The court’s liberal opinion has declined since the Trump years. It now stands at 46 percent approval rating. Yet, Chief Justice John Roberts, an arch-conservative, had a 55% rating approvalHis approval rating among Democrats was only 2 points lower than his approval among Republicans in December 2021. The Supreme Court as a unit was given an approval rating by Democrats approvalAlthough the rating was at 58 percent in September 2020, it dropped 8 points the year after that. Liberal support for court seems to be tied to the ideological balance of court, and not the institution itself.

Liberals are most proud of their uncritical hero worship, as demonstrated by the uncritical hero worship displayed by the late Justice Ruth Bader Ginsberg. Specifically, that the court is, despite all its faults and sometimes progressive, a necessary, natural, and often beneficial institution in U.S. society. This explains why mainstream liberals are not interested in fundamentally changing America’s court system, whether by adding seats or imposing term limits. ignoringThese rulings are abolishingIt’s all there.

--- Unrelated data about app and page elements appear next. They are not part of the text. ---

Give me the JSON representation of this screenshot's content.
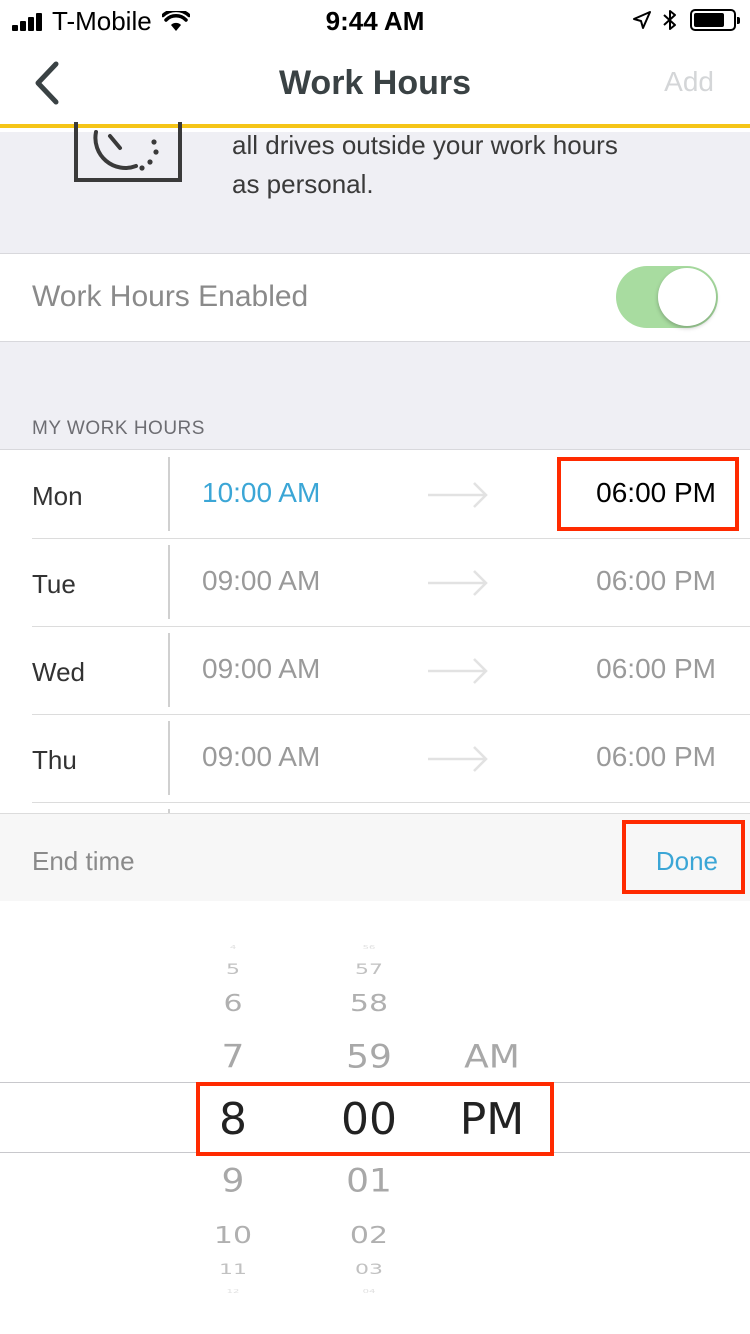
{
  "status_bar": {
    "carrier": "T-Mobile",
    "time": "9:44 AM"
  },
  "nav": {
    "title": "Work Hours",
    "add_label": "Add"
  },
  "intro": {
    "line1": "all drives outside your work hours",
    "line2": "as personal."
  },
  "toggle": {
    "label": "Work Hours Enabled",
    "enabled": true
  },
  "section": {
    "header": "MY WORK HOURS"
  },
  "days": [
    {
      "name": "Mon",
      "start": "10:00 AM",
      "end": "06:00 PM"
    },
    {
      "name": "Tue",
      "start": "09:00 AM",
      "end": "06:00 PM"
    },
    {
      "name": "Wed",
      "start": "09:00 AM",
      "end": "06:00 PM"
    },
    {
      "name": "Thu",
      "start": "09:00 AM",
      "end": "06:00 PM"
    }
  ],
  "picker": {
    "title": "End time",
    "done_label": "Done",
    "hours": [
      "4",
      "5",
      "6",
      "7",
      "8",
      "9",
      "10",
      "11",
      "12"
    ],
    "minutes": [
      "56",
      "57",
      "58",
      "59",
      "00",
      "01",
      "02",
      "03",
      "04"
    ],
    "periods": [
      "AM",
      "PM"
    ],
    "selected": {
      "hour": "8",
      "minute": "00",
      "period": "PM"
    }
  },
  "colors": {
    "accent_blue": "#3ba6d6",
    "nav_underline": "#f5c518",
    "toggle_on": "#a8dca0",
    "highlight_red": "#ff2a00"
  }
}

For all the signals that Democrats will probably be able to muster 50 votes for Biden’s choice, the actual confirmation is at least a month away. New Mexico Senator Ben Ray Lujan was hospitalized this week after suffering a severe stroke. Early reports suggest that it was mild. Lujan should be able go home. returnYou can expect to be at work in between four and six weeks.

There’s also still time for Republican opposition to eat away at either Manchin or Sinema. At the moment, Senate Minority leader Mitch McConnell is reportedly trying to play down an early start. opposition, believing they don’t have the votes to stop whoever Biden picks.

The rest of the party, however, isn’t following McConnell’s cue. Potential Republican presidential candidate, Sen. Ted Cruz called Biden’s commitment to nominating a Black woman “offensive.” Sen. Josh Hawley, another presidential hopeful, said it was an example of Biden’s “hard woke left” ideology, and accused the administration of being “race-obsessed, gender-obsessed in terms of trying to deconstruct genders.” Arguably the chamber’s most open bigot, Louisiana Sen. John Kennedy, said he wanted a court pick “who knows a law book from a J. Crew catalog,” and who wouldn’t “try to rewrite the Constitution every other Thursday to try to advance a ‘woke agenda.’” Mississippi Sen. Roger Wicker said Biden’s nominee would be a “beneficiary” of “affirmative action.”

It remains to see if Manchin would support a court nominee who is more liberal than himself. He’s previously put offers on the table, only to rescindThey were added to the list as negotiations progressed. It remains to be seen where Sinema stands. If Biden chooses D.C. Circuit Court Judge Ketanji Brown Jackson from the Circuit Court, who was recently issuedEither senator could have an objection to federal unions if they make a major ruling in their favor. But if they both go along with Biden’s pick even if she has a history of liberal opinions, that tells us how comfortable conservatives in both parties are with the Supreme Court right now.